Owens (Left) With Dancers (From Left) Donald Pershay, Cecile Keith And Thom McClain
Concert A Farewell For Lois Owens
BY ZADA BLAYTON Staff Reporter
In zoot suits and 1930s dresses with jagged hemlines.
With black spirituals, popular black music and jazz.
The Trotter House Dance troupe will give its audience this weekend an experience in blackness and creativity as they perform at the Power center today and Saturday at 8 p.m. The title of the concert is “Kuumba”, which means creativity.
And creativity is what black expressionalism is all about, said Lois Smith Owens, manager of the Trotter House. All forms of art probably originated in Africa, said Owens. Works of famous dancers have been based on African music. And original dance formations exist today in contemporary forms, from the hustle to the boo-ga-loo, she said.
Owens said “Kuumba" is to make people understand the beauty and origin of dance. "Making the community more beautiful than we found it." is how Owens foresees the outcome of the concert.
While U-M student dance concerts are beautiful in their own right, the Trotter House Dance Troupe will not try to emulate their style, said Owens. The performance of the dancers will project towards the audience for education as well as entertainment, she said. Adding that she strongly feels that more and more black people should be brought into the modern dance scene.

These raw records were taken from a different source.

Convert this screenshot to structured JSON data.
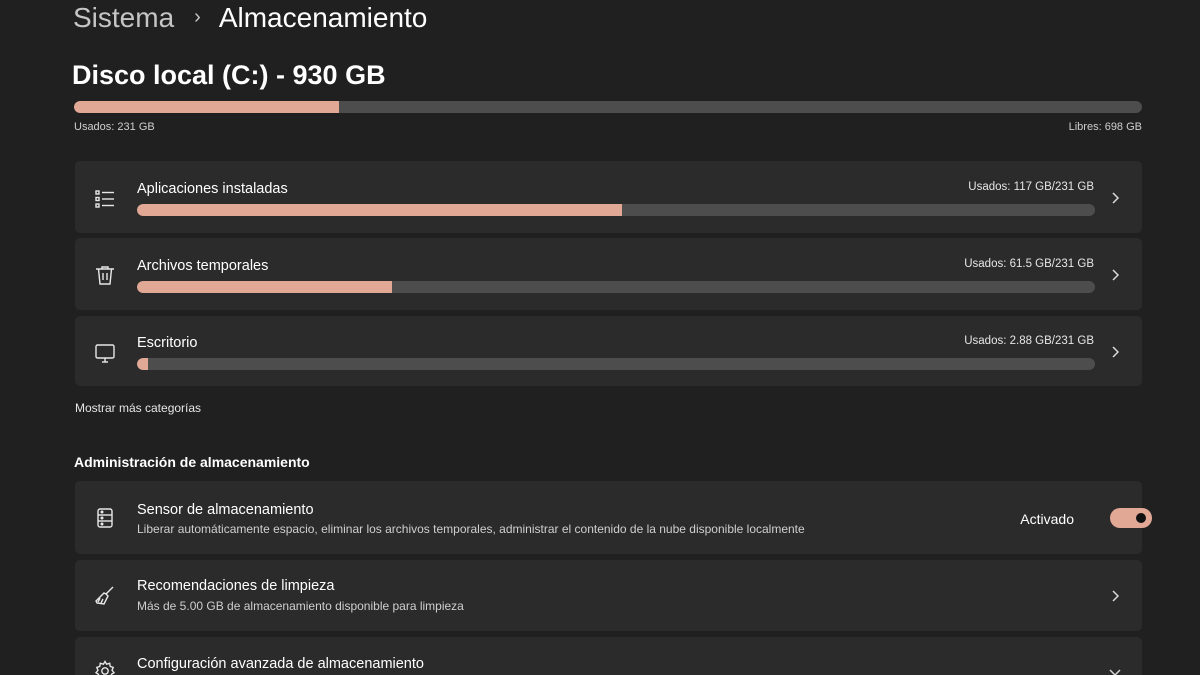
{
  "breadcrumb": {
    "parent": "Sistema",
    "separator": "›",
    "current": "Almacenamiento"
  },
  "disk": {
    "title": "Disco local (C:) - 930 GB",
    "used_label": "Usados: 231 GB",
    "free_label": "Libres: 698 GB",
    "used_fraction": 0.248
  },
  "categories": [
    {
      "icon": "list-icon",
      "label": "Aplicaciones instaladas",
      "usage": "Usados: 117 GB/231 GB",
      "fraction": 0.506
    },
    {
      "icon": "trash-icon",
      "label": "Archivos temporales",
      "usage": "Usados: 61.5 GB/231 GB",
      "fraction": 0.266
    },
    {
      "icon": "monitor-icon",
      "label": "Escritorio",
      "usage": "Usados: 2.88 GB/231 GB",
      "fraction": 0.012
    }
  ],
  "more_categories_label": "Mostrar más categorías",
  "management": {
    "title": "Administración de almacenamiento",
    "items": [
      {
        "icon": "storage-drive-icon",
        "title": "Sensor de almacenamiento",
        "subtitle": "Liberar automáticamente espacio, eliminar los archivos temporales, administrar el contenido de la nube disponible localmente",
        "status": "Activado",
        "toggle_on": true
      },
      {
        "icon": "broom-icon",
        "title": "Recomendaciones de limpieza",
        "subtitle": "Más de 5.00 GB de almacenamiento disponible para limpieza"
      },
      {
        "icon": "gear-icon",
        "title": "Configuración avanzada de almacenamiento"
      }
    ]
  },
  "colors": {
    "accent": "#e2a896",
    "background": "#202020",
    "card": "#2b2b2b",
    "track": "#4d4d4d"
  }
}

Owens said, unlike the typical U-M dance concerts, “Kuumba" will feature movements and music that are "indigenous to us and our problems.” All music in the production will be of black origin and the costumes will relate solely to the black experience, said Owens. Most of the dances in the production have been choreographed by the dancers themselves.
Owens, admittedly a great fan of the talented and creative, has been working with the dance troupe since it was formed in 1973. The troupe has seven members. Six of these members, Cecile Keith, Maria Mitchell, Thom McClain, Mildred Mortion, Donald Pershay, and Bernard Wiseman, will perform in this concert. Owens said the troupe has performed in many states outside of Michigan as well as in various cities in Michigan.
“Excited” about the Trotter House dance troupe concert, Owens sees this concert as her outgoing project with the Trotter House. Owens, who has been Trotter House manager since 1973, is leaving her position this August to accept an advertising job in Chicago. She describes her years at the Trotter House as her "best times as well as the most rigorous.”
While manager of the Trotter House, she said she has become emotionally tied to the black student center. And, when she leaves, she will worry about how the Trotter House is getting along. "People in the Trotter House are like friends,” she said. And even though she has been very busy preparing for the dance concert, she said she is suffering from separation anxiety. "I hate it (the thought of leaving)," she said. "It's' like worrying about your family."
The Trotter House, with seven resident students who oversee the upkeep of the house, is open for use to all black groups and organizations. The huge five-floor structure is named after William Monroe Trotter, who was the first black student at Harvard and was admitted to Phi Beta Kappa, the national honor society.
Programs such as Jazz concerts, Bible readings, transcendental meditation and karate have been conducted at the house.